  • Jeff S Most densely populated areas have emission testing and removing catalytic converters and altering pollution devices will cause your vehicle to fail emission testing which could effect renewing license plates. In less populated areas where emission testing is not done there would probably not be any legal consequences and the converter could either be removed or gutted both without having to buy specific parts for bypassing emissions. Tampering with emission systems would make it harder to resell a vehicle but if you plan on keeping the vehicle and literally running it till the wheels fall off there is not much that can be done if there is no emission testing. I did have a cat removed on a car long before mandatory emission testing and it did get better mpgs and it ran better. Also had a cat gutted on my S-10 which was close to 20 years old which increased performance and efficiency but that was in a state that did not require emission testing just that reformulated gas be sold during the Summer months. I would probably not do it again because after market converters are not that expensive on older S-10s compared to many of the newer vehicles. On newer vehicles it can effect other systems that are related to the operating and the running of the vehicle.

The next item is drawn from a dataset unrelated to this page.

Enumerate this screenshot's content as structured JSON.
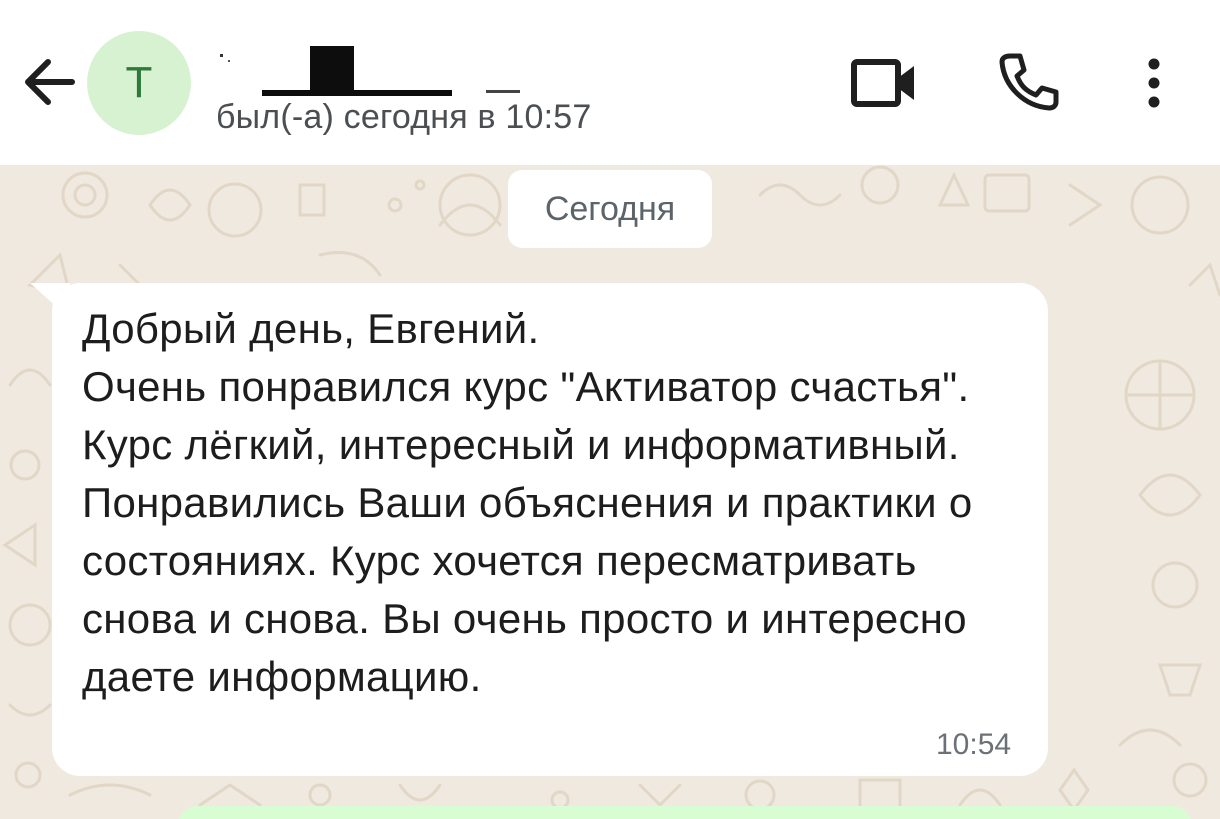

A little harder to defeat pollution devices on newer vehicles with all the systems run by microprocessors but if someone wants to do it they can. This law could be addressing the modified diesels that are made into coal rollers just as much as the gasoline powered vehicles with cats. You probably will still be able to buy equipment that would modify the performance of a vehicles as long as the emission equipment is not altered.
  • ToolGuy I wonder if Vin Diesel requires DEF.(Does he have issues with Sulfur in concentrations above 15ppm?)
  • ToolGuy Presented for discussion: https://xroads.virginia.edu/~Hyper2/thoreau/civil.html
  • Kevin Ford can do what it's always done. Offer buyouts to retirement age employees, and transfers to operating facilities to those who aren't retirement age. Plus, the transition to electric isn't going to be a finger snap one time event. It's going to occur over a few model years. What's a more interesting question is: Where will today's youth find jobs in the auto industry given the lower employment levels?
Next